:: AVAILABLE RECORDS
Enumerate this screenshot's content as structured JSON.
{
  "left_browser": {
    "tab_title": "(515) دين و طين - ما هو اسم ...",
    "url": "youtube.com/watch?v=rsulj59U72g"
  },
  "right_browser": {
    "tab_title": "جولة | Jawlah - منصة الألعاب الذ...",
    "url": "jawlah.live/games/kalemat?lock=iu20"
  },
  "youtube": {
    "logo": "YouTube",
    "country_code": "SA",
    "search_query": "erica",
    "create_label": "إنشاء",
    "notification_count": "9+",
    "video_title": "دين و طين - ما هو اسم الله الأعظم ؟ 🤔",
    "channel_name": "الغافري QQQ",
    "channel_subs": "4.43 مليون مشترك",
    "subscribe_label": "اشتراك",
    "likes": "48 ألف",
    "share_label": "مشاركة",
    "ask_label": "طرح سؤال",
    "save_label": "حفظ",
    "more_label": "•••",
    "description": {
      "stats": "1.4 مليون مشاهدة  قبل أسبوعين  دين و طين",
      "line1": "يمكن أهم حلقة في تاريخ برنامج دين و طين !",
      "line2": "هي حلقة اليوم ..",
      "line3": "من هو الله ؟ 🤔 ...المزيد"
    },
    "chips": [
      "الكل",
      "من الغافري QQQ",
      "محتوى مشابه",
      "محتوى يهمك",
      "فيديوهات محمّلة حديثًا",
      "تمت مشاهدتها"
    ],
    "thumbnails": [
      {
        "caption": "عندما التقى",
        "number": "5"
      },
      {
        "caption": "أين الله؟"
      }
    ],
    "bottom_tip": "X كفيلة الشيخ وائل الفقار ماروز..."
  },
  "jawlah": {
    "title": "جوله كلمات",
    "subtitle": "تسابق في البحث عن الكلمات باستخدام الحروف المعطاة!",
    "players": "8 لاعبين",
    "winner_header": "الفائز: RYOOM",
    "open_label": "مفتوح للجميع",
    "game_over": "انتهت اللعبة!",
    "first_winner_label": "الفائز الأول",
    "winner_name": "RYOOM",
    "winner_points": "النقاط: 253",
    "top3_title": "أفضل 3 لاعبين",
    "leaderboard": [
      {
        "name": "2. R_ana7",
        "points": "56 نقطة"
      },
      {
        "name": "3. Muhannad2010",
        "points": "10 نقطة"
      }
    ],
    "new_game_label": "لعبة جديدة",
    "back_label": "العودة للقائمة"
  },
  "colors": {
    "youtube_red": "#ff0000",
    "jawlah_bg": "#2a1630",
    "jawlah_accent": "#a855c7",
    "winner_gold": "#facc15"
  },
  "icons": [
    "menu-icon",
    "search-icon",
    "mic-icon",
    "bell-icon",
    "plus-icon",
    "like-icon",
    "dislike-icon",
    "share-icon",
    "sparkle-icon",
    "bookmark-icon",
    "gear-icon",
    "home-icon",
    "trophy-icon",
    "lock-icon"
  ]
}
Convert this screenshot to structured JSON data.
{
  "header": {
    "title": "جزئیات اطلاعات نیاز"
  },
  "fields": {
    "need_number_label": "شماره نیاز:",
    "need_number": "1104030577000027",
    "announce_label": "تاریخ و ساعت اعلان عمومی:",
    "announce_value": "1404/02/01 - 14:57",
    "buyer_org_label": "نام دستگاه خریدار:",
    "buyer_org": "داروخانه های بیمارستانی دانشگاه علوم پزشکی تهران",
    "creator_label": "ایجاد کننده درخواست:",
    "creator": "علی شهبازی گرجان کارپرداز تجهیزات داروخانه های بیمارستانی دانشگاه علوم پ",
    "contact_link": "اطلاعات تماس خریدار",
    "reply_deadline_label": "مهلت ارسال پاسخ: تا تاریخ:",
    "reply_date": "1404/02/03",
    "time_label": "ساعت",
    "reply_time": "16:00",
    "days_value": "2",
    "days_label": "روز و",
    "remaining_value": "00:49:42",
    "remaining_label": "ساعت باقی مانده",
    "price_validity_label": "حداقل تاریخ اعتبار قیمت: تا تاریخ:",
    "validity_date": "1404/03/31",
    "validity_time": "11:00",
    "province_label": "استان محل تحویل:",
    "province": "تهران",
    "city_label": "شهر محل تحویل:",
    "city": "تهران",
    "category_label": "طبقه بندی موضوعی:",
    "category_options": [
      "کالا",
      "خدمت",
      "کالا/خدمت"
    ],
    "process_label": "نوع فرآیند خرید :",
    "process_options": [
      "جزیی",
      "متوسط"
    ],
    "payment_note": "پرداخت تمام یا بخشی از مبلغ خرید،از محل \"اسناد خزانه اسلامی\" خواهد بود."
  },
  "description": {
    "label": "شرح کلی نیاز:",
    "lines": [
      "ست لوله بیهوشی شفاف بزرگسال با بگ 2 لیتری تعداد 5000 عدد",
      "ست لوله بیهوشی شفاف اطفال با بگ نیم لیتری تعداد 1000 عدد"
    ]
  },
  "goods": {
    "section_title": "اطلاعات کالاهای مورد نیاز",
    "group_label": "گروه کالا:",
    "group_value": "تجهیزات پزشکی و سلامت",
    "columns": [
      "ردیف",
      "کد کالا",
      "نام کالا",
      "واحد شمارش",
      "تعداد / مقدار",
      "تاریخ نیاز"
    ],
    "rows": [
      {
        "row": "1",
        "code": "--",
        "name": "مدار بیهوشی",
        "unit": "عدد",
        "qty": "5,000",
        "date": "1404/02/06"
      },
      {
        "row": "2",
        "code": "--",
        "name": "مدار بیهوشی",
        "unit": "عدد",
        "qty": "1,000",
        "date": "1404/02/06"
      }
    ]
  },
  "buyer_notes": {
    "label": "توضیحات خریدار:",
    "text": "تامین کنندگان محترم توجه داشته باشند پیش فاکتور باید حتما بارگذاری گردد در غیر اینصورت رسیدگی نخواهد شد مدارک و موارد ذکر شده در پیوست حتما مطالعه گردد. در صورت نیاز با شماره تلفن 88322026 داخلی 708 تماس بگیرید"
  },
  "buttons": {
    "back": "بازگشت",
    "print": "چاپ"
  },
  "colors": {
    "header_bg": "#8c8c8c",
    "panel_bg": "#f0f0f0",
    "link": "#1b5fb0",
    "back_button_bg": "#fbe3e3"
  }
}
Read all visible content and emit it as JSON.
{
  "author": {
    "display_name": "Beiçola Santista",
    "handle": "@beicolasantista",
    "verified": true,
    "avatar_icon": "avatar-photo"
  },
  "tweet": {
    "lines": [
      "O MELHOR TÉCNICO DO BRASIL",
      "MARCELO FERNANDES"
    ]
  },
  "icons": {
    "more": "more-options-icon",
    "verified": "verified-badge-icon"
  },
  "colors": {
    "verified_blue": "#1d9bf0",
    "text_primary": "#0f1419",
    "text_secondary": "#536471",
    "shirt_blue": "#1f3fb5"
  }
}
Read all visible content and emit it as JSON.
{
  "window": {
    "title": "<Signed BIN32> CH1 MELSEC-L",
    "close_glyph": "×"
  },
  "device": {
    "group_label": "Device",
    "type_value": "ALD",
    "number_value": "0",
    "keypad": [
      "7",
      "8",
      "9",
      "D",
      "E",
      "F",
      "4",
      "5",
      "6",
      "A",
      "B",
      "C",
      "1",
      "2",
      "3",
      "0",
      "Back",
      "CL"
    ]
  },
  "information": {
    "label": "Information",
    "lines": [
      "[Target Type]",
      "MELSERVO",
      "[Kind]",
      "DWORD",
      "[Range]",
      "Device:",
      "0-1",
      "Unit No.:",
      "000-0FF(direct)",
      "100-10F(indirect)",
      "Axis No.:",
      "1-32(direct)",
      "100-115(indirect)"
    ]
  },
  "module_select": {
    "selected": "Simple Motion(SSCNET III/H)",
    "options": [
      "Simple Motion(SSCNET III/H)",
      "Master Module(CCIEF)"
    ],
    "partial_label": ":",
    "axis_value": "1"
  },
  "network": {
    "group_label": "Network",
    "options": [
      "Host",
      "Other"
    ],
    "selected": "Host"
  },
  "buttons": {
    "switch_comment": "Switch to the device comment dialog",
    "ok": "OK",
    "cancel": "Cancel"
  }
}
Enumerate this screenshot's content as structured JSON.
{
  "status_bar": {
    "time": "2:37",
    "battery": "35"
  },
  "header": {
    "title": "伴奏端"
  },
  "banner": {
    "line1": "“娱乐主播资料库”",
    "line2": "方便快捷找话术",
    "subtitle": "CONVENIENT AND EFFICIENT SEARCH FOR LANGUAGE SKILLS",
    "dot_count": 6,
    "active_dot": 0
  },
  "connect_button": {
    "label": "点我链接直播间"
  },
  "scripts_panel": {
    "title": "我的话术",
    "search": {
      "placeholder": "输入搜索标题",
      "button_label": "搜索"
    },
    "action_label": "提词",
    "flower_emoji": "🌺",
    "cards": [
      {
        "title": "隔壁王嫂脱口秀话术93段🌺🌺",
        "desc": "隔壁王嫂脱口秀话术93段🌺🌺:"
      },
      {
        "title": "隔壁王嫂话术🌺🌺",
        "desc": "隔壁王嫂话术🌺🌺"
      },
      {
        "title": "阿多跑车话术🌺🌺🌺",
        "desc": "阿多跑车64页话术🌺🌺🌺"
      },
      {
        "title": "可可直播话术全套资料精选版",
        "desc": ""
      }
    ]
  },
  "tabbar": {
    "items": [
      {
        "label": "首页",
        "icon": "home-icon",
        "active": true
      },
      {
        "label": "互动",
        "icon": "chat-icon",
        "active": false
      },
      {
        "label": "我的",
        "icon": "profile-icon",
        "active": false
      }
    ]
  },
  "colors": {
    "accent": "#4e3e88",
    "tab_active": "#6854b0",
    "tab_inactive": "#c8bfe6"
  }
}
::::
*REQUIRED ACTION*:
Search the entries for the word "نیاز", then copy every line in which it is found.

*OUTPUT FOR THIS TASK*:
    "title": "جزئیات اطلاعات نیاز"
    "need_number_label": "شماره نیاز:",
    "label": "شرح کلی نیاز:",
    "section_title": "اطلاعات کالاهای مورد نیاز",
      "تاریخ نیاز"
    "text": "تامین کنندگان محترم توجه داشته باشند پیش فاکتور باید حتما بارگذاری گردد در غیر اینصورت رسیدگی نخواهد شد مدارک و موارد ذکر شده در پیوست حتما مطالعه گردد. در صورت نیاز با شماره تلفن 88322026 داخلی 708 تماس بگیرید"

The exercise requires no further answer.